11, 63–78, 1984. 5. P. , The Vegetation of Norfolk Island National Parks, A report to the Australian National Parks and Wildlife Service, Canberra, 1989. 6. , Exotic plants on Lord Howe Island: distribution in space and time, 1853–1981, J. , 11, 181–208, 1984. 7. E. , Vegetation Survey of Selected Land Units in the Uluru (Ayers Rock–Mt. Olga) National Park, A report to the Australian National Parks and Wildlife Service, Canberra, 1988. 22 Biological Invasions 8. , Kosciusko Alpine Flora, CSIRO/Collins, Melbourne, 1979.
40 In these cases, a mixed diet appears to overcome such drastic negative effects. 40 The alien St. John’s wort (H. perforatum), widespread in southern Australia, contains hypericin, which if ingested in sufficient quantities can cause photosensitization in animals, especially sheep. Because the flowers contain the highest concentrations of hypericin, grazing in pastures dominated by St. 41 Affected animals recover when they no longer ingest St. John’s wort.
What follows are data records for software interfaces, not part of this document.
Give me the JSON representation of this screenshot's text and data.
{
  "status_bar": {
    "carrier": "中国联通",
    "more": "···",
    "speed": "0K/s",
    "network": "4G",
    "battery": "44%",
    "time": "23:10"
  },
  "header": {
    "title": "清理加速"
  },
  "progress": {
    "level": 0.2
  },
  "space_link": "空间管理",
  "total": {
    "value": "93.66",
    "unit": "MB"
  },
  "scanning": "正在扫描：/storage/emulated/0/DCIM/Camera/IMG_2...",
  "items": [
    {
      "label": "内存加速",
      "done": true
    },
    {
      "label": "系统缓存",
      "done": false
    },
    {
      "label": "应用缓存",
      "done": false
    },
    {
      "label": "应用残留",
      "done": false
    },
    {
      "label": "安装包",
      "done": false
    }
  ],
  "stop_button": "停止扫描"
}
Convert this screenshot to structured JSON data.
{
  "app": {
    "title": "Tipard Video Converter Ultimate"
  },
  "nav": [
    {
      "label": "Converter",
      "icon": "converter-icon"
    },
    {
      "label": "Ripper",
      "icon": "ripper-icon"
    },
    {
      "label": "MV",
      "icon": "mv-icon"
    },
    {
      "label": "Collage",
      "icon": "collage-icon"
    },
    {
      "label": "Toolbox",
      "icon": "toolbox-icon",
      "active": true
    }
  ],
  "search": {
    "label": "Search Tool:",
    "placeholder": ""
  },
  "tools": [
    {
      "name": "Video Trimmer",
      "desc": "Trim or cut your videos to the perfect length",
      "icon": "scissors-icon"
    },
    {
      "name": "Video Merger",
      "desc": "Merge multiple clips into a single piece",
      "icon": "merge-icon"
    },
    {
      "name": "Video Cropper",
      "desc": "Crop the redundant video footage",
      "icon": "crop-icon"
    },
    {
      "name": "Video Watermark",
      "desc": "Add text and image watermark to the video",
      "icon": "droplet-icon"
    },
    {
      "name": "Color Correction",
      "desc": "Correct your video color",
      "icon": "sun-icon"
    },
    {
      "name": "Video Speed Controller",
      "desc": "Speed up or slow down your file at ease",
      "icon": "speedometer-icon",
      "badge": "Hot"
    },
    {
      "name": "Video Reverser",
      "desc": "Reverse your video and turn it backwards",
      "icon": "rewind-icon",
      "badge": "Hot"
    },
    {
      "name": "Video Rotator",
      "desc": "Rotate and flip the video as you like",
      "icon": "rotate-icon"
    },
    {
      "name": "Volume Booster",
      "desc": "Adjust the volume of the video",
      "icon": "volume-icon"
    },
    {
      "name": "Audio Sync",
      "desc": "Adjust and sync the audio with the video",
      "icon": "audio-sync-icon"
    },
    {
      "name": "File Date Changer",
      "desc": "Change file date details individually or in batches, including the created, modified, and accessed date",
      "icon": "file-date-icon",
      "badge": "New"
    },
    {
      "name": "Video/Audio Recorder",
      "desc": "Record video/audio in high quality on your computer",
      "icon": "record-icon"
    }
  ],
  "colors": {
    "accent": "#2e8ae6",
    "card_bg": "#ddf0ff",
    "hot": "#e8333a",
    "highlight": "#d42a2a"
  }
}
The equally widespread alien plant Paterson’s curse (E.
An integrated system of classification of flowering plants by Arthur Cronquist